Data about app and page elements:
********************

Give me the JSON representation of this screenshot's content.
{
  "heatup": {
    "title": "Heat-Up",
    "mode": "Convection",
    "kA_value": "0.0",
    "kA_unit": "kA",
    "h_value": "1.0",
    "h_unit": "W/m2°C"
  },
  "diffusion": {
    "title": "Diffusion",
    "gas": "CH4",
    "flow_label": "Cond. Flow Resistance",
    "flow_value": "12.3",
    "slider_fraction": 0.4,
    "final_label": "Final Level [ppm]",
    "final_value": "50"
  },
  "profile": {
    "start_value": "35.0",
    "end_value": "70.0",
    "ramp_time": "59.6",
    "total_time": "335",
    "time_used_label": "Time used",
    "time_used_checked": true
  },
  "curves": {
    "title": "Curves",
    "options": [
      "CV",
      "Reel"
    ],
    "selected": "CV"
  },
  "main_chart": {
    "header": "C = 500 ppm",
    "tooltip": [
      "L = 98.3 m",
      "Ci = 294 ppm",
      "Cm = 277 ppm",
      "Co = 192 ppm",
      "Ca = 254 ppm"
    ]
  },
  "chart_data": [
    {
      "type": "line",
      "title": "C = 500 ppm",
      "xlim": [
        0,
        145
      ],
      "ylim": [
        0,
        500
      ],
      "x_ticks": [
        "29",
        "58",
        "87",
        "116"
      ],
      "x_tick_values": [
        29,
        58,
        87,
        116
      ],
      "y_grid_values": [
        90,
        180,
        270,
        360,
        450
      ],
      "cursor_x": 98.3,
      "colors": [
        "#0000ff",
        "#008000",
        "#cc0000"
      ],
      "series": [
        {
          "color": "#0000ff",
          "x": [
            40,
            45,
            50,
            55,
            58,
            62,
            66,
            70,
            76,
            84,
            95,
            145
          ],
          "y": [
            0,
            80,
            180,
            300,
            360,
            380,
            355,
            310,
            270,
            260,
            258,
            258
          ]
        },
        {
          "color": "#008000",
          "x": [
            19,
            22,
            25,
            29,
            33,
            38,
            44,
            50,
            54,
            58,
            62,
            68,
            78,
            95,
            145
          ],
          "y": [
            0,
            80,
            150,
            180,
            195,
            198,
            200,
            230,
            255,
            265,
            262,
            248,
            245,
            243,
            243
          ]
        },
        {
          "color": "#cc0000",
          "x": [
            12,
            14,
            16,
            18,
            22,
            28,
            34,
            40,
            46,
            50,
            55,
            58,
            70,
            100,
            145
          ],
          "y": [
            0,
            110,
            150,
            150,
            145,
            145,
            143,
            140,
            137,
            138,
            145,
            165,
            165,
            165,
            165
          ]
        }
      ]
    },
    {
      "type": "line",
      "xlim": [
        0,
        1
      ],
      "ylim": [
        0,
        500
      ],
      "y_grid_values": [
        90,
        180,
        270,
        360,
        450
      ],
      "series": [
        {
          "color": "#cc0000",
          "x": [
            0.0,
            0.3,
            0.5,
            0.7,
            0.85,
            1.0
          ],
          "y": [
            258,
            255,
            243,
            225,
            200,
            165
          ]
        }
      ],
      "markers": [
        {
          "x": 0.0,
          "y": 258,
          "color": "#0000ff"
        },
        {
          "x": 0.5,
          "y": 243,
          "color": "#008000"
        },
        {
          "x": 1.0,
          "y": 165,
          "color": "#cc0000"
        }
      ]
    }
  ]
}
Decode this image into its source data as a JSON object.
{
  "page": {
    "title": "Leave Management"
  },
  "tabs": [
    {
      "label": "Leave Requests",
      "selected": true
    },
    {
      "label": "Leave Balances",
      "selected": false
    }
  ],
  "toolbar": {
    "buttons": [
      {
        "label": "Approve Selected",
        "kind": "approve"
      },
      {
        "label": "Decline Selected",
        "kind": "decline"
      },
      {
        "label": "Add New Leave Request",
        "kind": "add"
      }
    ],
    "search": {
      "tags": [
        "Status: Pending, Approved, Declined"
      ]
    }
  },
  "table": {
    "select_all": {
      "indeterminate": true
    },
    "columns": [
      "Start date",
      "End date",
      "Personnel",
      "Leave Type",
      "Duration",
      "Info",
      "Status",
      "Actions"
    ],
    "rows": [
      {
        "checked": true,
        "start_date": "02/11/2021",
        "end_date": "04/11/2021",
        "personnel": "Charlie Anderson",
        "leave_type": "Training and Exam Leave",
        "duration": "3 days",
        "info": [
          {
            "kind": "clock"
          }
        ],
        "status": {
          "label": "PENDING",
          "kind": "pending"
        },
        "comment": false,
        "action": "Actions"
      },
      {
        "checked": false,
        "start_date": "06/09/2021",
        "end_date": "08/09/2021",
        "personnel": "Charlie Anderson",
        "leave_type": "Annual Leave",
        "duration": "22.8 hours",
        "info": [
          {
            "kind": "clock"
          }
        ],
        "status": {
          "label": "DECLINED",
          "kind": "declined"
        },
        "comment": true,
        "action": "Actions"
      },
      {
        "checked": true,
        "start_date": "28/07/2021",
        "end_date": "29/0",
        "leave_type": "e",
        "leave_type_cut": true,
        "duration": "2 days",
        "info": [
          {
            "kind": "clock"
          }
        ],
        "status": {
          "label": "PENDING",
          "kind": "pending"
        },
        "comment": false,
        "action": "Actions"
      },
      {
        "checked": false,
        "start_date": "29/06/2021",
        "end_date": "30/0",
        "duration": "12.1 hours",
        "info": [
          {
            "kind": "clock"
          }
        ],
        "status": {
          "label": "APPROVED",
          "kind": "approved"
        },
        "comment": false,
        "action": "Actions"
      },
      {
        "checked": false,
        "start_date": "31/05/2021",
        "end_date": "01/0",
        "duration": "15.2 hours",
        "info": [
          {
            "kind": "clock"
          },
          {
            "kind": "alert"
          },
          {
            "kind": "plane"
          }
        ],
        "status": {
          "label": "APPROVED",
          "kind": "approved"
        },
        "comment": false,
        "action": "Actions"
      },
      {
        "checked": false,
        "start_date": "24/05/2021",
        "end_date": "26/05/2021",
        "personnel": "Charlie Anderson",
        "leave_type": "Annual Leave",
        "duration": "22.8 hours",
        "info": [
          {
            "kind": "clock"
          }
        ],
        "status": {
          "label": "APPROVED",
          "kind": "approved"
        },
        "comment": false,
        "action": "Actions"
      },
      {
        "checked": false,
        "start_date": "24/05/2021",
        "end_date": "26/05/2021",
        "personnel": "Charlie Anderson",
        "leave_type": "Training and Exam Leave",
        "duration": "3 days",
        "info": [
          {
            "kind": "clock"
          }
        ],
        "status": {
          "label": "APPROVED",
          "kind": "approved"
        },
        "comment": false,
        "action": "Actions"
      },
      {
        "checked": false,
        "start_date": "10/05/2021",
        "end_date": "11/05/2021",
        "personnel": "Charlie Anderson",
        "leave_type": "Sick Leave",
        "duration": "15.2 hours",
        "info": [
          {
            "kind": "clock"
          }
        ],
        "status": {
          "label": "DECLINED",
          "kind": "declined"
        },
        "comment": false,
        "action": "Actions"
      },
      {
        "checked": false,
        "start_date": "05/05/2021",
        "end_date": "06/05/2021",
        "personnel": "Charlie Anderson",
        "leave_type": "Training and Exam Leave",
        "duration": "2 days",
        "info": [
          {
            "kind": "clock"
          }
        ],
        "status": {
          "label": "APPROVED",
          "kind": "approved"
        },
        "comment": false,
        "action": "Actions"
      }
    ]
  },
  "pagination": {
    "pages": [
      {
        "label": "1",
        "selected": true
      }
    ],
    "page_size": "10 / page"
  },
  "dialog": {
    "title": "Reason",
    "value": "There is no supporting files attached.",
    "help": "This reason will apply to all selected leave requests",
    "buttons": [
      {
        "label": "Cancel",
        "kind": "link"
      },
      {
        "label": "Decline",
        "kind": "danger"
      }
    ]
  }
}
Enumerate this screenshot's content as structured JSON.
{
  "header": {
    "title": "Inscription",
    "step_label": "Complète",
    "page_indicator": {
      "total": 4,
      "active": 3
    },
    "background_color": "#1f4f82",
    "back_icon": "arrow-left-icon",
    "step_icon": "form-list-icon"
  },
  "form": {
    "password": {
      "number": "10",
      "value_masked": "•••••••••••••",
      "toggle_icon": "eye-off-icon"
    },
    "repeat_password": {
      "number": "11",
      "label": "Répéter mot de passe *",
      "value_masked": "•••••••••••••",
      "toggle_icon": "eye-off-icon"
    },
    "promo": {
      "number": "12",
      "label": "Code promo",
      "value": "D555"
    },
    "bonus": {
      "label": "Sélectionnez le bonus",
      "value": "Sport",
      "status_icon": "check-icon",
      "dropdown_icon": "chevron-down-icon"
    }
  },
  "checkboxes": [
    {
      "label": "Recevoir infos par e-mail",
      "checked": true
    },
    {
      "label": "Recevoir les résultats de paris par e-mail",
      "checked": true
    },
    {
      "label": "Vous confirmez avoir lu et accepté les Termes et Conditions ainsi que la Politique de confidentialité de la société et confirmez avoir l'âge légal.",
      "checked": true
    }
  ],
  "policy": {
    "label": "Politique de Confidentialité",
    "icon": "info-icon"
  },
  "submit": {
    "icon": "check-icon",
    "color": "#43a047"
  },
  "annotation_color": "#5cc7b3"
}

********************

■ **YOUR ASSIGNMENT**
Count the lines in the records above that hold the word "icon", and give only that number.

■ **WRITTEN ANSWER**
8